• _WHAT THIS TASK INVOLVES_
Set down every record exactly as it appears.

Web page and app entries
[Start of Attachment]

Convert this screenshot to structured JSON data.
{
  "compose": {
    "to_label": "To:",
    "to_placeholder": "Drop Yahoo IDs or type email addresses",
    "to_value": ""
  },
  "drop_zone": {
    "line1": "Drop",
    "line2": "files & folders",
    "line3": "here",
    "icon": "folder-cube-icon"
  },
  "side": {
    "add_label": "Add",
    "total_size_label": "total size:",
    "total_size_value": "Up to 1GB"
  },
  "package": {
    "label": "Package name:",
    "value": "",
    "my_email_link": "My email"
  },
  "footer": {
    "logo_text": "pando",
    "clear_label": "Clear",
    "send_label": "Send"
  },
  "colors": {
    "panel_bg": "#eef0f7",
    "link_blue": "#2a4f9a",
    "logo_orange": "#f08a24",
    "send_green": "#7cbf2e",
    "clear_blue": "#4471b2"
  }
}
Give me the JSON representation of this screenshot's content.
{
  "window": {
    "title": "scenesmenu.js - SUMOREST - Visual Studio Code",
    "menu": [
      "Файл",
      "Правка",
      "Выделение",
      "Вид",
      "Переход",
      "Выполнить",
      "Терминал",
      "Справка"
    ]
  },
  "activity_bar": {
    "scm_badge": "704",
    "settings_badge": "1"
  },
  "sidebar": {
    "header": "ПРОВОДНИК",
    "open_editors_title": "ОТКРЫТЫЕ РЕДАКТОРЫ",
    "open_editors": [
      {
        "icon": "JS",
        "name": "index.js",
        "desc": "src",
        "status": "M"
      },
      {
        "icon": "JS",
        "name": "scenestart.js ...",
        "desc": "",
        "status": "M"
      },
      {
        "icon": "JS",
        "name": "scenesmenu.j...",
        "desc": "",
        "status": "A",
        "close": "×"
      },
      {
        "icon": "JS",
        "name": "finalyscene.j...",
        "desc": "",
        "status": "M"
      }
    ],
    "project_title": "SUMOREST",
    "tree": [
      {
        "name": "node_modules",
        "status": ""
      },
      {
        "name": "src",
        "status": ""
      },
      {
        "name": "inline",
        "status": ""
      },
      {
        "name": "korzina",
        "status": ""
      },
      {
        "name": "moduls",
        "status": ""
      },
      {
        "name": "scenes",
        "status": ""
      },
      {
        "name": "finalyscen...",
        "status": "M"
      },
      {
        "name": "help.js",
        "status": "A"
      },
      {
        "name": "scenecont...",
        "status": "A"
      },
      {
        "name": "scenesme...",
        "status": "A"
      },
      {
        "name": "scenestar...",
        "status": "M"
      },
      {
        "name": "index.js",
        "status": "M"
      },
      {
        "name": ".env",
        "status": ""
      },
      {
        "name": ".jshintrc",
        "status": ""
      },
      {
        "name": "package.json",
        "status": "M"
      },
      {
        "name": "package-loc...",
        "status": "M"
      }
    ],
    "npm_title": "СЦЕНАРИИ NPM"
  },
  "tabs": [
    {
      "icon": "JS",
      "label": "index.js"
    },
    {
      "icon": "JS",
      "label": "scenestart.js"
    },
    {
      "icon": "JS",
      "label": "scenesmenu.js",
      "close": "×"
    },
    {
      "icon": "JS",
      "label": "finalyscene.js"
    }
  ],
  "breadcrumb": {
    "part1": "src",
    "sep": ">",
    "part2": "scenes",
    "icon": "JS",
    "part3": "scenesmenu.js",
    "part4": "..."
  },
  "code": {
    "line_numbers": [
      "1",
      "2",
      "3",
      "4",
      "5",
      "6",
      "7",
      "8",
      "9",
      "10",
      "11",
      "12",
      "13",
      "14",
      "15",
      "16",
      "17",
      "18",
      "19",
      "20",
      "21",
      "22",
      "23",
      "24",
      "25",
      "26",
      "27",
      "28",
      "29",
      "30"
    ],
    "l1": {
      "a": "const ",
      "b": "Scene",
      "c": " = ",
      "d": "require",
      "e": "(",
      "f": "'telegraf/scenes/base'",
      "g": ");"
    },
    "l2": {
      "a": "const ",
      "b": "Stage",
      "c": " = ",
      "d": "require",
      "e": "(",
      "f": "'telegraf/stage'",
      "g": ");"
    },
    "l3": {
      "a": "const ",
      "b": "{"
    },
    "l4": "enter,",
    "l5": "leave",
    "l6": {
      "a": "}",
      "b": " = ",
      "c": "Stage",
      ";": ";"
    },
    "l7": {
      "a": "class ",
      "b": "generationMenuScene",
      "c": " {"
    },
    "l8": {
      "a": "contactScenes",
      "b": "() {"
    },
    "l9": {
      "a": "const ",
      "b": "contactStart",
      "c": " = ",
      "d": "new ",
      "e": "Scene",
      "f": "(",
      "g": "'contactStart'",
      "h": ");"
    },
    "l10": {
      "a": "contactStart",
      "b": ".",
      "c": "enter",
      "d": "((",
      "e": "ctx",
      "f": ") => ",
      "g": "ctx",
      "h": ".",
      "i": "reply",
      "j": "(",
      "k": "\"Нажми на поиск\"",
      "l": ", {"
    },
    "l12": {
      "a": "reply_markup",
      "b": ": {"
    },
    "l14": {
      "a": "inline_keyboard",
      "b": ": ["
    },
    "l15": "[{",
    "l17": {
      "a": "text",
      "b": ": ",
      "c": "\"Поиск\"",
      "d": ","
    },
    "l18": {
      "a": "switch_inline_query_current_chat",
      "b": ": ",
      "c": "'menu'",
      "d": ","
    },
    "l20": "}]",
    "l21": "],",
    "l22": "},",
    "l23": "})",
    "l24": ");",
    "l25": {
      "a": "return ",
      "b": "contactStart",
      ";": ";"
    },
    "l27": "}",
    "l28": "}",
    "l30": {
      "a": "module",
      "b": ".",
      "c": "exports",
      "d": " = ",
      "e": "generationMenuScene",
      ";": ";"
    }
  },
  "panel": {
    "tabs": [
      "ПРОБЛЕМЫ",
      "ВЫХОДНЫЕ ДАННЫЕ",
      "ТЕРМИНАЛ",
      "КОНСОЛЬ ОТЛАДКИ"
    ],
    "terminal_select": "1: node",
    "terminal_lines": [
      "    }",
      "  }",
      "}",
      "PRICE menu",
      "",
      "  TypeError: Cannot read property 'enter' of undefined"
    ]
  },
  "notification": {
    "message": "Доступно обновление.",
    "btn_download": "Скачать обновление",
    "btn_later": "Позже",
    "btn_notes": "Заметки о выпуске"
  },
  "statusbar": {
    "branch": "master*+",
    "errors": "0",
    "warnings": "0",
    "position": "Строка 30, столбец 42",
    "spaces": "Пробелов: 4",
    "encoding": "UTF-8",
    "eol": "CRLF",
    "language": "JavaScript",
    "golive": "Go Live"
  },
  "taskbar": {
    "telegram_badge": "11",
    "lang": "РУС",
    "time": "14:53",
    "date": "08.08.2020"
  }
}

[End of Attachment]

• _TASK RESULT_
Convert this screenshot to structured JSON data.
{
  "compose": {
    "to_label": "To:",
    "to_placeholder": "Drop Yahoo IDs or type email addresses",
    "to_value": ""
  },
  "drop_zone": {
    "line1": "Drop",
    "line2": "files & folders",
    "line3": "here",
    "icon": "folder-cube-icon"
  },
  "side": {
    "add_label": "Add",
    "total_size_label": "total size:",
    "total_size_value": "Up to 1GB"
  },
  "package": {
    "label": "Package name:",
    "value": "",
    "my_email_link": "My email"
  },
  "footer": {
    "logo_text": "pando",
    "clear_label": "Clear",
    "send_label": "Send"
  },
  "colors": {
    "panel_bg": "#eef0f7",
    "link_blue": "#2a4f9a",
    "logo_orange": "#f08a24",
    "send_green": "#7cbf2e",
    "clear_blue": "#4471b2"
  }
}
Give me the JSON representation of this screenshot's content.
{
  "window": {
    "title": "scenesmenu.js - SUMOREST - Visual Studio Code",
    "menu": [
      "Файл",
      "Правка",
      "Выделение",
      "Вид",
      "Переход",
      "Выполнить",
      "Терминал",
      "Справка"
    ]
  },
  "activity_bar": {
    "scm_badge": "704",
    "settings_badge": "1"
  },
  "sidebar": {
    "header": "ПРОВОДНИК",
    "open_editors_title": "ОТКРЫТЫЕ РЕДАКТОРЫ",
    "open_editors": [
      {
        "icon": "JS",
        "name": "index.js",
        "desc": "src",
        "status": "M"
      },
      {
        "icon": "JS",
        "name": "scenestart.js ...",
        "desc": "",
        "status": "M"
      },
      {
        "icon": "JS",
        "name": "scenesmenu.j...",
        "desc": "",
        "status": "A",
        "close": "×"
      },
      {
        "icon": "JS",
        "name": "finalyscene.j...",
        "desc": "",
        "status": "M"
      }
    ],
    "project_title": "SUMOREST",
    "tree": [
      {
        "name": "node_modules",
        "status": ""
      },
      {
        "name": "src",
        "status": ""
      },
      {
        "name": "inline",
        "status": ""
      },
      {
        "name": "korzina",
        "status": ""
      },
      {
        "name": "moduls",
        "status": ""
      },
      {
        "name": "scenes",
        "status": ""
      },
      {
        "name": "finalyscen...",
        "status": "M"
      },
      {
        "name": "help.js",
        "status": "A"
      },
      {
        "name": "scenecont...",
        "status": "A"
      },
      {
        "name": "scenesme...",
        "status": "A"
      },
      {
        "name": "scenestar...",
        "status": "M"
      },
      {
        "name": "index.js",
        "status": "M"
      },
      {
        "name": ".env",
        "status": ""
      },
      {
        "name": ".jshintrc",
        "status": ""
      },
      {
        "name": "package.json",
        "status": "M"
      },
      {
        "name": "package-loc...",
        "status": "M"
      }
    ],
    "npm_title": "СЦЕНАРИИ NPM"
  },
  "tabs": [
    {
      "icon": "JS",
      "label": "index.js"
    },
    {
      "icon": "JS",
      "label": "scenestart.js"
    },
    {
      "icon": "JS",
      "label": "scenesmenu.js",
      "close": "×"
    },
    {
      "icon": "JS",
      "label": "finalyscene.js"
    }
  ],
  "breadcrumb": {
    "part1": "src",
    "sep": ">",
    "part2": "scenes",
    "icon": "JS",
    "part3": "scenesmenu.js",
    "part4": "..."
  },
  "code": {
    "line_numbers": [
      "1",
      "2",
      "3",
      "4",
      "5",
      "6",
      "7",
      "8",
      "9",
      "10",
      "11",
      "12",
      "13",
      "14",
      "15",
      "16",
      "17",
      "18",
      "19",
      "20",
      "21",
      "22",
      "23",
      "24",
      "25",
      "26",
      "27",
      "28",
      "29",
      "30"
    ],
    "l1": {
      "a": "const ",
      "b": "Scene",
      "c": " = ",
      "d": "require",
      "e": "(",
      "f": "'telegraf/scenes/base'",
      "g": ");"
    },
    "l2": {
      "a": "const ",
      "b": "Stage",
      "c": " = ",
      "d": "require",
      "e": "(",
      "f": "'telegraf/stage'",
      "g": ");"
    },
    "l3": {
      "a": "const ",
      "b": "{"
    },
    "l4": "enter,",
    "l5": "leave",
    "l6": {
      "a": "}",
      "b": " = ",
      "c": "Stage",
      ";": ";"
    },
    "l7": {
      "a": "class ",
      "b": "generationMenuScene",
      "c": " {"
    },
    "l8": {
      "a": "contactScenes",
      "b": "() {"
    },
    "l9": {
      "a": "const ",
      "b": "contactStart",
      "c": " = ",
      "d": "new ",
      "e": "Scene",
      "f": "(",
      "g": "'contactStart'",
      "h": ");"
    },
    "l10": {
      "a": "contactStart",
      "b": ".",
      "c": "enter",
      "d": "((",
      "e": "ctx",
      "f": ") => ",
      "g": "ctx",
      "h": ".",
      "i": "reply",
      "j": "(",
      "k": "\"Нажми на поиск\"",
      "l": ", {"
    },
    "l12": {
      "a": "reply_markup",
      "b": ": {"
    },
    "l14": {
      "a": "inline_keyboard",
      "b": ": ["
    },
    "l15": "[{",
    "l17": {
      "a": "text",
      "b": ": ",
      "c": "\"Поиск\"",
      "d": ","
    },
    "l18": {
      "a": "switch_inline_query_current_chat",
      "b": ": ",
      "c": "'menu'",
      "d": ","
    },
    "l20": "}]",
    "l21": "],",
    "l22": "},",
    "l23": "})",
    "l24": ");",
    "l25": {
      "a": "return ",
      "b": "contactStart",
      ";": ";"
    },
    "l27": "}",
    "l28": "}",
    "l30": {
      "a": "module",
      "b": ".",
      "c": "exports",
      "d": " = ",
      "e": "generationMenuScene",
      ";": ";"
    }
  },
  "panel": {
    "tabs": [
      "ПРОБЛЕМЫ",
      "ВЫХОДНЫЕ ДАННЫЕ",
      "ТЕРМИНАЛ",
      "КОНСОЛЬ ОТЛАДКИ"
    ],
    "terminal_select": "1: node",
    "terminal_lines": [
      "    }",
      "  }",
      "}",
      "PRICE menu",
      "",
      "  TypeError: Cannot read property 'enter' of undefined"
    ]
  },
  "notification": {
    "message": "Доступно обновление.",
    "btn_download": "Скачать обновление",
    "btn_later": "Позже",
    "btn_notes": "Заметки о выпуске"
  },
  "statusbar": {
    "branch": "master*+",
    "errors": "0",
    "warnings": "0",
    "position": "Строка 30, столбец 42",
    "spaces": "Пробелов: 4",
    "encoding": "UTF-8",
    "eol": "CRLF",
    "language": "JavaScript",
    "golive": "Go Live"
  },
  "taskbar": {
    "telegram_badge": "11",
    "lang": "РУС",
    "time": "14:53",
    "date": "08.08.2020"
  }
}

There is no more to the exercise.